◆ Work instructions
State how many lines in the entries below include the string "Postfix", and give nothing beyond that number.
BEGIN Given data
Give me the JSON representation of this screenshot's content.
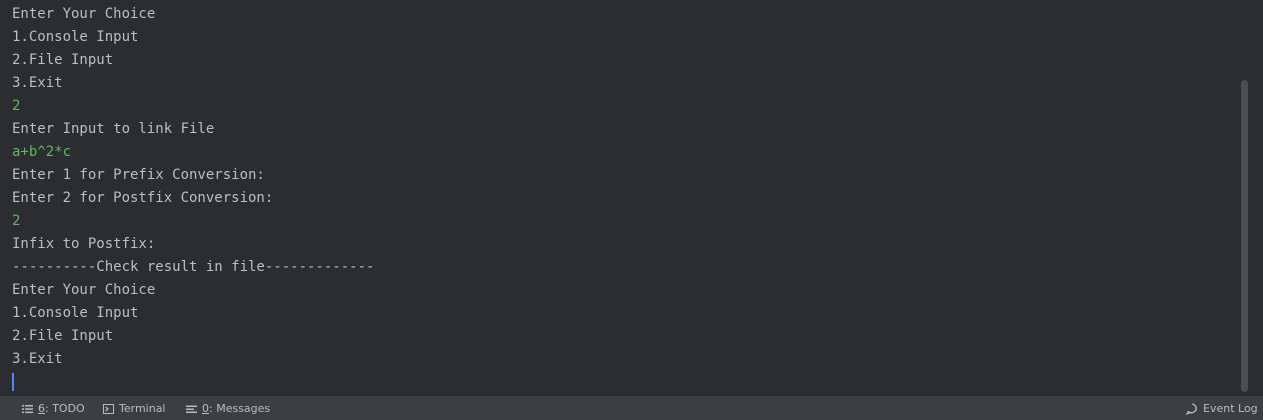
{
  "console": {
    "lines": [
      {
        "text": "Enter Your Choice",
        "kind": "output"
      },
      {
        "text": "1.Console Input",
        "kind": "output"
      },
      {
        "text": "2.File Input",
        "kind": "output"
      },
      {
        "text": "3.Exit",
        "kind": "output"
      },
      {
        "text": "2",
        "kind": "input"
      },
      {
        "text": "Enter Input to link File",
        "kind": "output"
      },
      {
        "text": "a+b^2*c",
        "kind": "input"
      },
      {
        "text": "Enter 1 for Prefix Conversion:",
        "kind": "output"
      },
      {
        "text": "Enter 2 for Postfix Conversion:",
        "kind": "output"
      },
      {
        "text": "2",
        "kind": "input"
      },
      {
        "text": "Infix to Postfix:",
        "kind": "output"
      },
      {
        "text": "----------Check result in file-------------",
        "kind": "output"
      },
      {
        "text": "Enter Your Choice",
        "kind": "output"
      },
      {
        "text": "1.Console Input",
        "kind": "output"
      },
      {
        "text": "2.File Input",
        "kind": "output"
      },
      {
        "text": "3.Exit",
        "kind": "output"
      }
    ]
  },
  "colors": {
    "background": "#2b2d30",
    "output_text": "#bcbec4",
    "input_text": "#5fb85f",
    "caret": "#4a88ff"
  },
  "statusbar": {
    "todo": {
      "mnemonic": "6",
      "label": ": TODO",
      "icon": "list-icon"
    },
    "terminal": {
      "label": "Terminal",
      "icon": "terminal-icon"
    },
    "messages": {
      "mnemonic": "0",
      "label": ": Messages",
      "icon": "messages-icon"
    },
    "event_log": {
      "label": "Event Log",
      "icon": "event-log-icon"
    }
  }
}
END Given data
◆ Solved exercise
2